Therefore, I see no need to celebrate this sort of figure, this sort of leader nor his legacy. Which should be more remembered for the lives lost, the ones used as pawns and the ones sent to exile because of his actions. These people who fled, who lost their lives and the ones who was hurt. Those are the people that need to be remembered. The ones silenced, the ones not allowed to speak, the ones arrested, tortured and killed. These are the ones that needs to be remembered, in a way, that we don’t repeat the mistakes of his leadership.

That what we should do. Not make tokens and celebrate his longevity or his ability to stay in power. Because, very little good came out of it. President Moi has a legacy of disappear, disappearances and murder. Of electioneering and rigging elections, censorship and using tribal clashes to his advantage.

We can act like it doesn’t matter, but it does. It doesn’t matter that his a kingpin at Kabarak University now. That his the man whose every leader pass-by for advice during elections. Like the Jubilee leadership did during the Fresh Presidential Elections in 2017. They was awaiting the anointing powers of the predecessor. They were not going to Kibaki, no they went to Moi.

That is what they did and now the Super-CS Fred Matiang’i blessed the 10th October to be the Moi Day. Like people want to remember the dictator they haven’t had since 2002. The man whose haven’t been in power for 17 years. Still, they are supposed to cherish his corruption, his oppressive behaviour and his techniques to stay in power. That shouldn’t be the case. This shouldn’t be it.

However, it is and there is nowhere to hide. A dictator is praised on the accord with the current day leadership. This shouldn’t be a thing, but it is. Who knows why they are doing it, but it doesn’t look smart nor brilliant. It just looks like the current leaders want to earn political capital on refurbishing the idea and the legacy of the dictatorship of Moi. Do they do this to look better themselves?

What could be the reason and why are they making it like this? A public holiday to remember the ethnic-clashes, the tactical politics of Moi and the unanswered lives, which was taken in his reign. Not only the public treason cases against his opponents. Not only his use of words against Dr. Maathai, but in general. His actions speaks so loud and shall not be forgotten.

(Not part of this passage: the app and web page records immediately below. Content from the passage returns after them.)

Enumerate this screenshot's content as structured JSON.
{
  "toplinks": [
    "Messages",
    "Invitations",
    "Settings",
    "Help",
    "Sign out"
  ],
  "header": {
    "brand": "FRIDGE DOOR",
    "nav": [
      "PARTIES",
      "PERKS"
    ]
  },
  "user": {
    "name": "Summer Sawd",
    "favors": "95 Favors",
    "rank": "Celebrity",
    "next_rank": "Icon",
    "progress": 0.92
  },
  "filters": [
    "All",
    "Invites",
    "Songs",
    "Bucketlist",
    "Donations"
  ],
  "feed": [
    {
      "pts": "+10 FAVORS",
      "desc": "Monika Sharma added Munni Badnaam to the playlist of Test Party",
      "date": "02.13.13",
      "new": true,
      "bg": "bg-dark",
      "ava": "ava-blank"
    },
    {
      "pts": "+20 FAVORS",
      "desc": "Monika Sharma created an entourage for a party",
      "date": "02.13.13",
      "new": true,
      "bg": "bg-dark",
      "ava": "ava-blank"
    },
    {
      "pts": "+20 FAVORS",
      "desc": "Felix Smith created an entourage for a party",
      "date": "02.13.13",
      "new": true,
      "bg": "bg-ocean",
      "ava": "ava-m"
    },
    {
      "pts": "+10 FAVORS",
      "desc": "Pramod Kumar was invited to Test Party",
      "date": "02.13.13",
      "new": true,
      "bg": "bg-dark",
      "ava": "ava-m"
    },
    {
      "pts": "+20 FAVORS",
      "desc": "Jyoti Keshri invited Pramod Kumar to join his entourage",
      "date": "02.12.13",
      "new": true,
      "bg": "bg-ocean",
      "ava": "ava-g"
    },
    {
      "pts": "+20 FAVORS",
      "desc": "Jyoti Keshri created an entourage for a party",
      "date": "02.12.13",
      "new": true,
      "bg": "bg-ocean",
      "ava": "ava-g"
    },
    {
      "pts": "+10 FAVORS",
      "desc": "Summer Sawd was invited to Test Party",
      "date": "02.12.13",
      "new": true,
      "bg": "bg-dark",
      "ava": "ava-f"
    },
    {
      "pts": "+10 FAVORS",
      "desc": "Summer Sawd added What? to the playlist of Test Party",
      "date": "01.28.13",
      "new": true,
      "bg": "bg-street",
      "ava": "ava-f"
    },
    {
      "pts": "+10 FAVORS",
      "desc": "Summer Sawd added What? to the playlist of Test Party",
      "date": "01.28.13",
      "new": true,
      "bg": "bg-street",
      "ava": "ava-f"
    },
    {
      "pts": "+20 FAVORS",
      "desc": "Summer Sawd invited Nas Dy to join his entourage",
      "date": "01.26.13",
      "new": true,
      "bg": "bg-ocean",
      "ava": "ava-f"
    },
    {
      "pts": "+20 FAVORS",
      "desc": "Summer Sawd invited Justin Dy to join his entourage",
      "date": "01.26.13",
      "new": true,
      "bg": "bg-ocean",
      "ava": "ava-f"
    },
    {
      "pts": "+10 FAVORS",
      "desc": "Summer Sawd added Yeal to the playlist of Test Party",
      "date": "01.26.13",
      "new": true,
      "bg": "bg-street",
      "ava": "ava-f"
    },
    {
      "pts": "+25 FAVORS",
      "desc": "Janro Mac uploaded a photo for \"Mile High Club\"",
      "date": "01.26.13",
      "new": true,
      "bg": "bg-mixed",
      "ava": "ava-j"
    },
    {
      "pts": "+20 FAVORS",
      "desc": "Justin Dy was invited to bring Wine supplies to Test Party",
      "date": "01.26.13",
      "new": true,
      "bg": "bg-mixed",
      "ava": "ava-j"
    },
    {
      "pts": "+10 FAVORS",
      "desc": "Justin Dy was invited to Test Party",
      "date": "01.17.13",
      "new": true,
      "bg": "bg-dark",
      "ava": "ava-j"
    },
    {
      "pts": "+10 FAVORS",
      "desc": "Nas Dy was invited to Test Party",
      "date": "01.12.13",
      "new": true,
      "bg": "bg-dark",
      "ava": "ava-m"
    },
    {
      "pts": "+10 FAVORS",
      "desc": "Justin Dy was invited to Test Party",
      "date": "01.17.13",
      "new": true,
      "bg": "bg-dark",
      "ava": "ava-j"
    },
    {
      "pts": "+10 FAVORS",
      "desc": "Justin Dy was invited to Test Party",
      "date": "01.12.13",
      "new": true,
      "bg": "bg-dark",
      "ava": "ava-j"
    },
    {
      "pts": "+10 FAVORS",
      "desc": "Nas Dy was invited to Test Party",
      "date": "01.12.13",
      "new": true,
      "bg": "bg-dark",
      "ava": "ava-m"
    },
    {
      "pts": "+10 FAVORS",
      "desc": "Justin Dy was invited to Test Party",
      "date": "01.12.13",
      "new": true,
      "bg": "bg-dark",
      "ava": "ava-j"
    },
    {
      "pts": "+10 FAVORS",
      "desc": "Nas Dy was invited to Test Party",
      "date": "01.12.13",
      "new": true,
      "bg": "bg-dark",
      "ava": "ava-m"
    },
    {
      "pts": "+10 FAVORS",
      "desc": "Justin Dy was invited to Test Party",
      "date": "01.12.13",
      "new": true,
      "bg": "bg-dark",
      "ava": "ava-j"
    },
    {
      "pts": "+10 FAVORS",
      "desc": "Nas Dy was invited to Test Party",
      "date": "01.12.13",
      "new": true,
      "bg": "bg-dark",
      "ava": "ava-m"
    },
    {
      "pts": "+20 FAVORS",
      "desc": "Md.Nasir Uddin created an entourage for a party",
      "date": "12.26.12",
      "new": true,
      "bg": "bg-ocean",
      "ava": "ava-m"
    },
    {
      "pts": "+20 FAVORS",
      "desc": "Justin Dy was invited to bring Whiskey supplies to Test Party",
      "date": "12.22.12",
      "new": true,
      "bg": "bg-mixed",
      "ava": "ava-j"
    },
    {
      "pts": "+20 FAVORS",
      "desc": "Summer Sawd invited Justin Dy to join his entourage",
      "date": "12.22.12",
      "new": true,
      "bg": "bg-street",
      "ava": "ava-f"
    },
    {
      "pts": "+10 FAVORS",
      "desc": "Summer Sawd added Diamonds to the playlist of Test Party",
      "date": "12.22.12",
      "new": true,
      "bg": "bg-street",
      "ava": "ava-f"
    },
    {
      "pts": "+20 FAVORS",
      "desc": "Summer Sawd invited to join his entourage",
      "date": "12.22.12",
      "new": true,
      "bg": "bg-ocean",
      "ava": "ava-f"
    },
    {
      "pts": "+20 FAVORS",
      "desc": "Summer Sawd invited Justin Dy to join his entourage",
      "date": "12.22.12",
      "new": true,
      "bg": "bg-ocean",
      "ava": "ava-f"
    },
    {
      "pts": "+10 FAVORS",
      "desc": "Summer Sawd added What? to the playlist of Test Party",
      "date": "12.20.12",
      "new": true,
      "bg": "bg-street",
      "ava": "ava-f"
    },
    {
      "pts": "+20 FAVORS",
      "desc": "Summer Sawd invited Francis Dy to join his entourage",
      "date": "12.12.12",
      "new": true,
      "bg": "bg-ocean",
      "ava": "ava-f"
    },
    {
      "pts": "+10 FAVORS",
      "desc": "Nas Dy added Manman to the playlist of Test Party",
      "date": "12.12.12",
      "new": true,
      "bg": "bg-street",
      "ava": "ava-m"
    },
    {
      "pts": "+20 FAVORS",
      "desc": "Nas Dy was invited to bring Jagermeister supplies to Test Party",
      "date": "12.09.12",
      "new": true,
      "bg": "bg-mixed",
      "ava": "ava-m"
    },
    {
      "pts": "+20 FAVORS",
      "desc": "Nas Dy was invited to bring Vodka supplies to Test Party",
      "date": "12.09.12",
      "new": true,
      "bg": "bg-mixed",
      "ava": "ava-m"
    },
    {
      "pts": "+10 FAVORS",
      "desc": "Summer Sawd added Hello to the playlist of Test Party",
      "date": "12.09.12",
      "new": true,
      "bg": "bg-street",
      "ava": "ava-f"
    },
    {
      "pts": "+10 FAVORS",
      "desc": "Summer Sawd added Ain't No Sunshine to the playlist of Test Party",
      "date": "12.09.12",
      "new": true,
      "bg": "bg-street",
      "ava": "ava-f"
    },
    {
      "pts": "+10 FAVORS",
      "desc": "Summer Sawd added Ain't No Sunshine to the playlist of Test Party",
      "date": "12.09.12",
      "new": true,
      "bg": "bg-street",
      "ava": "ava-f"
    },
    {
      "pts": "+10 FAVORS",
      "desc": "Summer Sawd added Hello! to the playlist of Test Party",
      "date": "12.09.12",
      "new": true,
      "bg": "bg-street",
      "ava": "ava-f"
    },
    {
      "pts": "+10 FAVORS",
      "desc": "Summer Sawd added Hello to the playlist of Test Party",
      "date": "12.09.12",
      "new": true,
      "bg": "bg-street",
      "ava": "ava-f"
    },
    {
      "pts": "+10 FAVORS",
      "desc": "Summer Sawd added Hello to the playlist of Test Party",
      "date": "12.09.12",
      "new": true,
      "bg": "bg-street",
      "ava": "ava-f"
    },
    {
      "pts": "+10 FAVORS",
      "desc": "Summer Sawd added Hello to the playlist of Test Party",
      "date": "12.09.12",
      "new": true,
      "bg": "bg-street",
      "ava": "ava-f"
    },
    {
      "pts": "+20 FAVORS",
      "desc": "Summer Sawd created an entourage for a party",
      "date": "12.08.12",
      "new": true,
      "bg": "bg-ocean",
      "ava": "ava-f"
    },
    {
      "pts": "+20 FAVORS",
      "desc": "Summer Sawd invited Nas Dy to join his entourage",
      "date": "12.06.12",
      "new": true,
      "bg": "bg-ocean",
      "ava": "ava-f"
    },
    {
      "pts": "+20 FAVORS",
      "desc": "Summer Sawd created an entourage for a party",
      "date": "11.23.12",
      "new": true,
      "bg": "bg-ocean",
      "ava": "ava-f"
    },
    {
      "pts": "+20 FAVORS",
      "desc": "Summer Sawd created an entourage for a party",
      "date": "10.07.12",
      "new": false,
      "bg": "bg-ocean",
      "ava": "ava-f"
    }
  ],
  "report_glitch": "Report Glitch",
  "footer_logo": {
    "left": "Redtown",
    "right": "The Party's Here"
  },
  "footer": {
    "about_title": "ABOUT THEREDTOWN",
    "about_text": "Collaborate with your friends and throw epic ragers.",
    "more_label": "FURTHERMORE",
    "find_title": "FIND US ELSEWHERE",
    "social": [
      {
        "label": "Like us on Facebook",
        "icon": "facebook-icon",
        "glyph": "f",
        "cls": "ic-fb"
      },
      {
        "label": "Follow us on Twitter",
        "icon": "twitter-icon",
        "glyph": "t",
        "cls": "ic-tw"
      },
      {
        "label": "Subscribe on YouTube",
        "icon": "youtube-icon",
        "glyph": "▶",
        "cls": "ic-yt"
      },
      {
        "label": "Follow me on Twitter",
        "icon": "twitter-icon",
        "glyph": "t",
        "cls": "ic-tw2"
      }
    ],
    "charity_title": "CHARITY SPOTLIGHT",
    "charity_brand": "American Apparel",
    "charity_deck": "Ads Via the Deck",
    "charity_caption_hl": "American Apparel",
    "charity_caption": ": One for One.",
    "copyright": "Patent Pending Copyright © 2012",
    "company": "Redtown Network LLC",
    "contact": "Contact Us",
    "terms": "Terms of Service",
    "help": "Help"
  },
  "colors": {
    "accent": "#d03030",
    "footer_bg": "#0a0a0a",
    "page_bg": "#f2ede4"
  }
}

They shall not be rewritten and his not a saint. His not a hero, unless heroes are the once the scorn others. Peace.

Post Navigation

%d bloggers like this: